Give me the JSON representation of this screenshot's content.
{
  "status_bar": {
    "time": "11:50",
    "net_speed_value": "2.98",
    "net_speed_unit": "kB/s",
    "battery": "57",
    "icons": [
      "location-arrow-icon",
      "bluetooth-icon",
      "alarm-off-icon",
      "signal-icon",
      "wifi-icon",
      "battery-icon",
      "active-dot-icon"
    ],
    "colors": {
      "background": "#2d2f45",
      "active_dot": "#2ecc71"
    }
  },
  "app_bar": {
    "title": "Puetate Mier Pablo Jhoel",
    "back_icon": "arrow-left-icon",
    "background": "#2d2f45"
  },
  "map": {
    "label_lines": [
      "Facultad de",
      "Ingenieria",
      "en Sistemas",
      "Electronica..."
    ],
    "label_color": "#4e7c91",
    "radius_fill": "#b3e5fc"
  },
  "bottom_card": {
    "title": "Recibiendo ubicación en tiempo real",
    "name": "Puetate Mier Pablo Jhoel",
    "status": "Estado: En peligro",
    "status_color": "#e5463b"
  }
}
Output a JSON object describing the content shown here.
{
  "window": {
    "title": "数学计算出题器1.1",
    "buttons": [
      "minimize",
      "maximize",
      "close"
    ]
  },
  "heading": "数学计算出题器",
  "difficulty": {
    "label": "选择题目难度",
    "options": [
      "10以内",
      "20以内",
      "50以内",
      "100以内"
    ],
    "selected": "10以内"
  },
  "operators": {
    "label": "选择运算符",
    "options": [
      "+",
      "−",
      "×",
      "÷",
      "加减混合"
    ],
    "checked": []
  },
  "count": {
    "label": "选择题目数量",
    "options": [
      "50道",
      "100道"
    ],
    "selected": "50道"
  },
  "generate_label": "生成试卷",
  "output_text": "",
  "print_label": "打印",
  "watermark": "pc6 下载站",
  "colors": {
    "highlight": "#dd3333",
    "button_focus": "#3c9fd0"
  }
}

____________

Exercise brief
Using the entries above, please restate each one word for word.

The completed task
Give me the JSON representation of this screenshot's content.
{
  "status_bar": {
    "time": "11:50",
    "net_speed_value": "2.98",
    "net_speed_unit": "kB/s",
    "battery": "57",
    "icons": [
      "location-arrow-icon",
      "bluetooth-icon",
      "alarm-off-icon",
      "signal-icon",
      "wifi-icon",
      "battery-icon",
      "active-dot-icon"
    ],
    "colors": {
      "background": "#2d2f45",
      "active_dot": "#2ecc71"
    }
  },
  "app_bar": {
    "title": "Puetate Mier Pablo Jhoel",
    "back_icon": "arrow-left-icon",
    "background": "#2d2f45"
  },
  "map": {
    "label_lines": [
      "Facultad de",
      "Ingenieria",
      "en Sistemas",
      "Electronica..."
    ],
    "label_color": "#4e7c91",
    "radius_fill": "#b3e5fc"
  },
  "bottom_card": {
    "title": "Recibiendo ubicación en tiempo real",
    "name": "Puetate Mier Pablo Jhoel",
    "status": "Estado: En peligro",
    "status_color": "#e5463b"
  }
}
Output a JSON object describing the content shown here.
{
  "window": {
    "title": "数学计算出题器1.1",
    "buttons": [
      "minimize",
      "maximize",
      "close"
    ]
  },
  "heading": "数学计算出题器",
  "difficulty": {
    "label": "选择题目难度",
    "options": [
      "10以内",
      "20以内",
      "50以内",
      "100以内"
    ],
    "selected": "10以内"
  },
  "operators": {
    "label": "选择运算符",
    "options": [
      "+",
      "−",
      "×",
      "÷",
      "加减混合"
    ],
    "checked": []
  },
  "count": {
    "label": "选择题目数量",
    "options": [
      "50道",
      "100道"
    ],
    "selected": "50道"
  },
  "generate_label": "生成试卷",
  "output_text": "",
  "print_label": "打印",
  "watermark": "pc6 下载站",
  "colors": {
    "highlight": "#dd3333",
    "button_focus": "#3c9fd0"
  }
}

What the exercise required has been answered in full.